For now, at least, the dredgers and bulldozers have ground to a halt.
"It's good news for the environment," says Keith Wilson, EMEG's marine programme director. "We've been able to demonstrate that, in the context of the whole Gulf, this is actually a very important nesting beach for the hawksbill which is a critically endangered animal."
As for the site's feathered inhabitants, "it's a major resource for the people of Dubai; this is one of the few places they can go to enjoy all the desert birds", including the black-crowned finch lark, the chestnut-bellied sandgrouse, the cream-coloured courser, as well as lots of migrating and wintering birds.
Wilson is more familiar than most with Nakheel's plans. The British marine ecology specialist came to Dubai in May 2008 as senior environmental manager for the company's Waterfront project but transferred to EMEG after the financial storm struck. The reserve lies in Waterfront's phase seven, for which the planning team had only just been appointed when Nakheel ran into difficulties in September 2008, "so there were no firm decisions made regarding the fate of that area", he says. "Hopefully the voice of reason would have persuaded Nakheel to let the reserve stay there, but no firm decisions were ever made."
EMEG's multinational team, led by its founder, Major Ali al Suweidi, a former officer in the UAE navy, is making the most of the breathing space created by the slump to secure the reserve's future.
"Every month we send a report to Nakheel and we show them how the reserve is really important for the wildlife in the UAE and for education," says Laurence Vanneyre, the group's French project manager.
"It is one of the only remaining places like this and we see more and more hawksbill turtles every year. Last year we had 30 nests, and the year before it was 19. It is not because there are more turtles, it is just because with all the development in Dubai they have no other space any more so they all come here."
Perhaps Nakheel's new management team will appreciate the irony that the only residents to have moved in on the Palm Jebel Ali so far are the two female turtles who laid their eggs last year on one of the development's deserted artificial beaches. Because turtles tend to return to the beach where they were hatched when it's their turn to breed, EMEG relocated the eggs to the reserve - a tricky business which entailed transferring the sand in which they were buried and maintaining the eggs' compass alignment.
Turtles come ashore at Ghantoot to lay their eggs from the beginning of March. Between then and when the hatchlings start to emerge in July and August, their chief enemy ceases to be man and becomes the sand fox.
"There are a lot of them," says Vanneyre. "They come at night and they dig up the nests and eat the eggs." During the season EMEG volunteers mount a 24-hour guard, and this year will try protecting each nest with fencing.

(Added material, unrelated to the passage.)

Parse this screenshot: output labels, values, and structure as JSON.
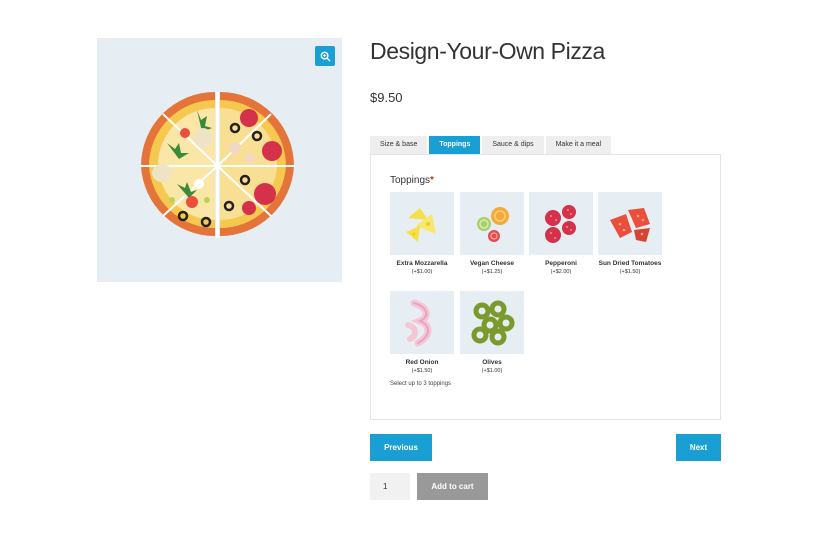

For Major Ali, who founded EMEG in 1996, the group's multicultural effort to protect Dubai's marine environment is symbolic of the UAE's wider relationship with the outside world.
"Here, everybody is local, nobody is foreign," he says, gazing around contentedly at the western families, the abaya and khandoura-clad Emiratis and the gaggles of neatly uniformed South Asian schoolchildren who have all come together to do their bit.
"Our country is young and we are planning to be the best country in the world, but if nobody helps us and nobody is beside us, I don't think we are going to be."
Major Ali's father sailed the trade routes to India and Africa as the skipper of a dhow and his grandfather dived for pearls and "became rich from it; he found the biggest pearls in the world". In the modern UAE, however, the knowledge and assistance of foreigners "is the treasure we look for today".
Myrtle, now recovering at the Burj Al Arab turtle rehabilitation centre, is living proof of the wisdom of that philosophy.